Straight from the lab: why a benchmark isn’t the answer to everything
Benchmarks promise a lot. Above all, they’re supposed to be a reliable, objective and neutral indication of smartphone performance. This leads some people to the conclusion they’re better than any other test. As a professional phone tester, I can confirm that’s not the case.
It doesn’t often happen that I have two of the same type of phones on my desk. But I’ve struck lucky with the LG V30. Not only do I have an LG V30+, a Korea export, but also an EU version of the LG V30. There are only two things that set these devices apart:
- The LG V30+ features 128 GB internal memory, while the LG V30 only has 64 GB
The LG V30+ boasts a hybrid dual SIM slot and the LG V30 doesn’t
The rest of the specs are identical. Now when I run through a benchmark app, the values should be the same.
Let the testing begin: methodology for the benchmarks
I’m using the following devices for my benchmark test:
The app I’m using for the benchmark is Antutu Benchmark with the 3D Add On. There are numerous benchmarks in the Google Play Store, but Antutu had consistently good reviews. After discussing options with the mobile geeks in the company, we came across Antutu by chance.
This is where we stumbled across the first problem of benchmark testing. There isn’t just the one benchmark, because anyone can develop and publish their own benchmark app. If benchmarks are to be universal, they’ll have to establish some sort of standard.
But at the moment, this standard doesn’t exist. That’s why any benchmark from any app can be disputed. For the very good reason that another app can regurgitate another figure, which has just as much weight in the benchmark world as the Antutu test.
The result: V30+ wins
I ran ten rounds of Antutu benchmarks. The mobile geeks weren’t in agreement. Each of them thought they knew how to make a benchmark better and therefore more meaningful. After a benchmark, you’re supposed to leave the phone in the fridge for half an hour so it can cool down. It’s also meant to be in flight mode so that data transfer doesn’t interfere with any of the functions.
A benchmark that can be influenced by so many environmental factors and that delivers inconsistent data will obviously be doubted. That’s why I decided to carry out the test like this: I’d take both of the phones, do the benchmark test ten times one after the other. Without taking a break, without putting it in the fridge and without waiting for the right lunar phase.
|LG V30||LG V30+|
A quick analysis:
- On average, the LG V30 scored 158 252.60 points
- On average, the LG V30+ scored 161 325.40 points

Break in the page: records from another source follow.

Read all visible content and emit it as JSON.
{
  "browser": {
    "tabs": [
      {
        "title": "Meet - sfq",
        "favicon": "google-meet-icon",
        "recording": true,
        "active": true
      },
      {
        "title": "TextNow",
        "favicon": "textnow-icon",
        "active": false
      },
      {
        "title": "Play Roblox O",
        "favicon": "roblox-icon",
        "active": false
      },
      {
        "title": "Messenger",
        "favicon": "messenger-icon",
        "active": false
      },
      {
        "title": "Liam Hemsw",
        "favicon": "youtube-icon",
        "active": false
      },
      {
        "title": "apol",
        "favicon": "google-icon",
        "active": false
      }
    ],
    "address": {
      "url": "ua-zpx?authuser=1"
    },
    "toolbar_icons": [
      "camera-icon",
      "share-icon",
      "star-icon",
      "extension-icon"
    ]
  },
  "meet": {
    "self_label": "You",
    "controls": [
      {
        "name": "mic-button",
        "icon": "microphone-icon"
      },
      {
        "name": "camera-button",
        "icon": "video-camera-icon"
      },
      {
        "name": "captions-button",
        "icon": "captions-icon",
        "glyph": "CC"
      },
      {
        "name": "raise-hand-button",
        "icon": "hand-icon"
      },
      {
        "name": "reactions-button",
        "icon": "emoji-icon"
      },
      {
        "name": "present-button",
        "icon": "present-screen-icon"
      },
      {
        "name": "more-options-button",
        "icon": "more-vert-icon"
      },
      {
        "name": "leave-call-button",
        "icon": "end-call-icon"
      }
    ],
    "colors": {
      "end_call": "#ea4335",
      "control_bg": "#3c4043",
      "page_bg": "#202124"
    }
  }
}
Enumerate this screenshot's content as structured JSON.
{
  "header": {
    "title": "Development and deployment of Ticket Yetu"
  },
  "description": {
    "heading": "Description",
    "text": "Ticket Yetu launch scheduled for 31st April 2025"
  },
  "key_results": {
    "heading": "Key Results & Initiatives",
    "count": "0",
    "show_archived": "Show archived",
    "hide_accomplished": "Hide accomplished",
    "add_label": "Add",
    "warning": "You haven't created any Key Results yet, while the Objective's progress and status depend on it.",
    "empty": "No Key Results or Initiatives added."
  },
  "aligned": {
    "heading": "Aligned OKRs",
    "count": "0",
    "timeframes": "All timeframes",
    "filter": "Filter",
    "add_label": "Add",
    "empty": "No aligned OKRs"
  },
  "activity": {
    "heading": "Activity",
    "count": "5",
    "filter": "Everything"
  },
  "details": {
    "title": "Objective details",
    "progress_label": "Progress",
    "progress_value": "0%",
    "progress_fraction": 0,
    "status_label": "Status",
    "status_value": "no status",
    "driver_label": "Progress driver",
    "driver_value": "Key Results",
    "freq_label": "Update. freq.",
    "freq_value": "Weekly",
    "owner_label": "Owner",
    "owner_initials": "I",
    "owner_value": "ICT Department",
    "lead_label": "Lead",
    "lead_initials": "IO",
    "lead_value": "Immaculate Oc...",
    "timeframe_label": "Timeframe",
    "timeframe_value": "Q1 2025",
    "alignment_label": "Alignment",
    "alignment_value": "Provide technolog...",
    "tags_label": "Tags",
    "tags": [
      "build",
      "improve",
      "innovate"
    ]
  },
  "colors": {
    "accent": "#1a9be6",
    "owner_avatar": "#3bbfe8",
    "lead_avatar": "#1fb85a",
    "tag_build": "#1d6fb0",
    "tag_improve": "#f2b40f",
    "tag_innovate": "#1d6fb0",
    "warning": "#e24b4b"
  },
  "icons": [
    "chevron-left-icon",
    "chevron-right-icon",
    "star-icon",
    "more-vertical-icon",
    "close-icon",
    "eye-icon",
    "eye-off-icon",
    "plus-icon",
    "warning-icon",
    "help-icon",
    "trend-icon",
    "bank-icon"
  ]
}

- The LG V30 scored the highest single value with 173 738.00 points
The LG V30 scored the lowest single value with 142 798.00 points
This shows that, on average, it was the LG V30+ that won the round. The difference was about 3072.80 points or 1.9%.
But something occurred to me as I was carrying out the benchmark tests. Going back to the fridge idea, the purpose is to cool down the phone. The theory is that a cooled phone delivers better and more reliable results. And yet, my test contradicts that. At least anecdotally. To be absolutely sure, I’d need to carry out a lot more tests, which I’d then say were representative based on nothing at all. In the ninth round of testing, both phones gave their highest value and the lowest in the eighth round.
What benchmarks tell you
Benchmarks do have a certain significance. Here’s what I found when I compared two completely different phones, an old HTC M7 from 2013 and a brand new Razer phone.
|HTC One M7||Razer Phone|
A quick analysis:
- On average, the Razer phone scored 176 931.50 points
- On average, the HTC One M7 scored 40 511.50 points
- The Razer Phone scored the highest single value with 181 227 points
The HTC One M7 scored the lowest single value with 39 611 points
And what does that all mean? The new phone is better than the old one. Who’d have thought it? The difference of 77.10% is completely meaningless.
Right, time for another set of phones to battle it out. Razer Phone versus Samsung Galaxy Note 8.
|Razer Phone||Samsung Galaxy Note 8|
The Note 8 gets defeated. But then again, that’s not really surprising when you check the specs. At best, the benchmark test seems to be a game that confirms your theory; at worst, it’s a waste of time.
What benchmarks don’t tell you
At digitec, when we test phones, we go above and beyond the realms of the benchmark tests. At the end of it, you know what they’re like to use day in, day out – you don’t just get a jumble of numbers from an app. Because let’s face it, you’re going to be using your phone on a daily basis, and even the best benchmark score will hide umpteen factors.
It won’t tell you anything about the bit of dirt behind the glass on my LG V30+, which you wouldn’t notice if you just picked it up once for a benchmark test. The camera speed on the Razer phone wouldn’t have been called into question and the durability of the HTC One M7 wouldn’t have been brought to light.
To uncover these points, to assess them, qualify and quantify them, you need human eyes and hands. At the end of the day, it’s you and not an app who’s going to be holding the phone in your hands and using it to call people, take pictures and send WhatsApps to friends and family. Arbitrary values can be as high as they want, but they’ll never communicate all of this.
And on that note, I’ll carry on testing… just without benchmarks most of the time.